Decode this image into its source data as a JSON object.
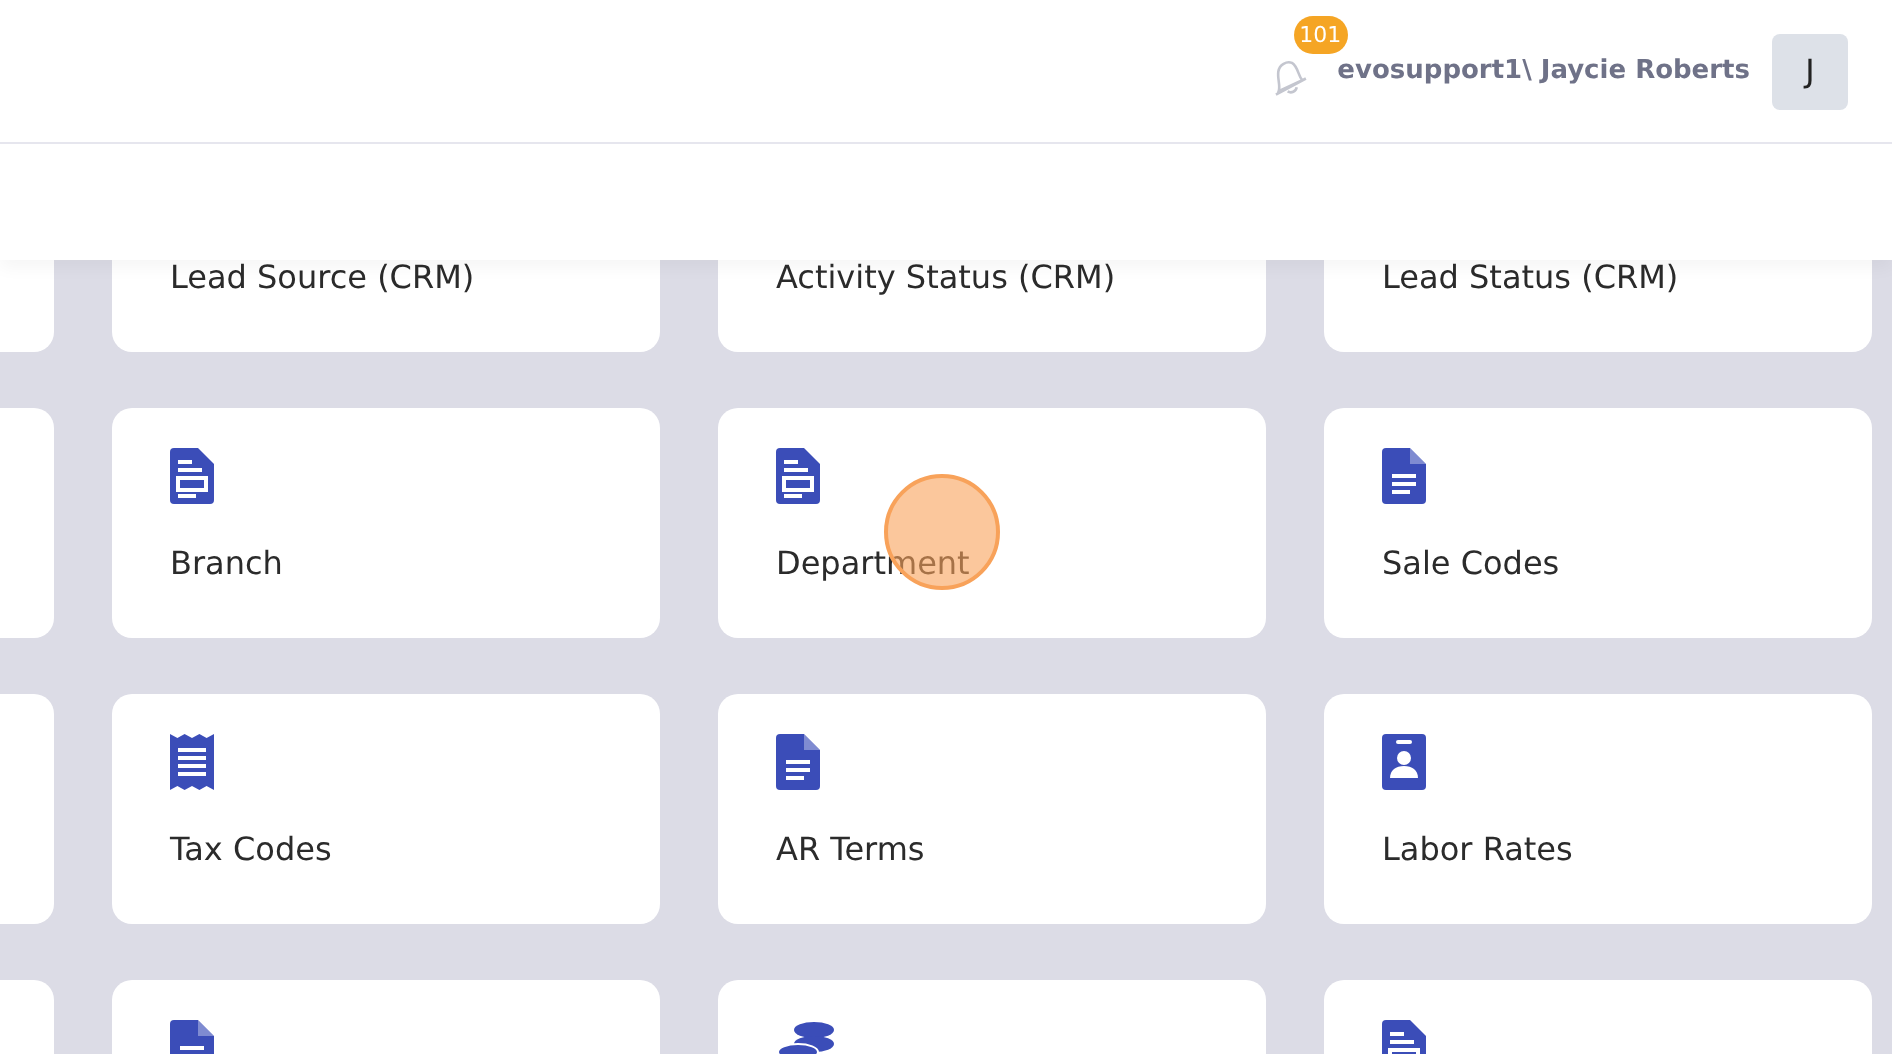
{
  "header": {
    "notification_count": "101",
    "user": "evosupport1\\ Jaycie Roberts",
    "avatar_initial": "J"
  },
  "cards": [
    {
      "label": "Lead Source (CRM)",
      "clicked": false
    },
    {
      "label": "Activity Status (CRM)",
      "clicked": false
    },
    {
      "label": "Lead Status (CRM)",
      "clicked": false
    },
    {
      "kind": "form",
      "label": "Branch",
      "clicked": false
    },
    {
      "kind": "form",
      "label": "Department",
      "clicked": true
    },
    {
      "kind": "doc",
      "label": "Sale Codes",
      "clicked": false
    },
    {
      "kind": "receipt",
      "label": "Tax Codes",
      "clicked": false
    },
    {
      "kind": "doc",
      "label": "AR Terms",
      "clicked": false
    },
    {
      "kind": "badge",
      "label": "Labor Rates",
      "clicked": false
    },
    {
      "kind": "doc",
      "clicked": false
    },
    {
      "kind": "coins",
      "clicked": false
    },
    {
      "kind": "form",
      "clicked": false
    }
  ]
}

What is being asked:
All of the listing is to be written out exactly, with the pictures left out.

Response below:
Decode this image into its source data as a JSON object.
{
  "header": {
    "notification_count": "101",
    "user": "evosupport1\\ Jaycie Roberts",
    "avatar_initial": "J"
  },
  "cards": [
    {
      "label": "Lead Source (CRM)",
      "clicked": false
    },
    {
      "label": "Activity Status (CRM)",
      "clicked": false
    },
    {
      "label": "Lead Status (CRM)",
      "clicked": false
    },
    {
      "kind": "form",
      "label": "Branch",
      "clicked": false
    },
    {
      "kind": "form",
      "label": "Department",
      "clicked": true
    },
    {
      "kind": "doc",
      "label": "Sale Codes",
      "clicked": false
    },
    {
      "kind": "receipt",
      "label": "Tax Codes",
      "clicked": false
    },
    {
      "kind": "doc",
      "label": "AR Terms",
      "clicked": false
    },
    {
      "kind": "badge",
      "label": "Labor Rates",
      "clicked": false
    },
    {
      "kind": "doc",
      "clicked": false
    },
    {
      "kind": "coins",
      "clicked": false
    },
    {
      "kind": "form",
      "clicked": false
    }
  ]
}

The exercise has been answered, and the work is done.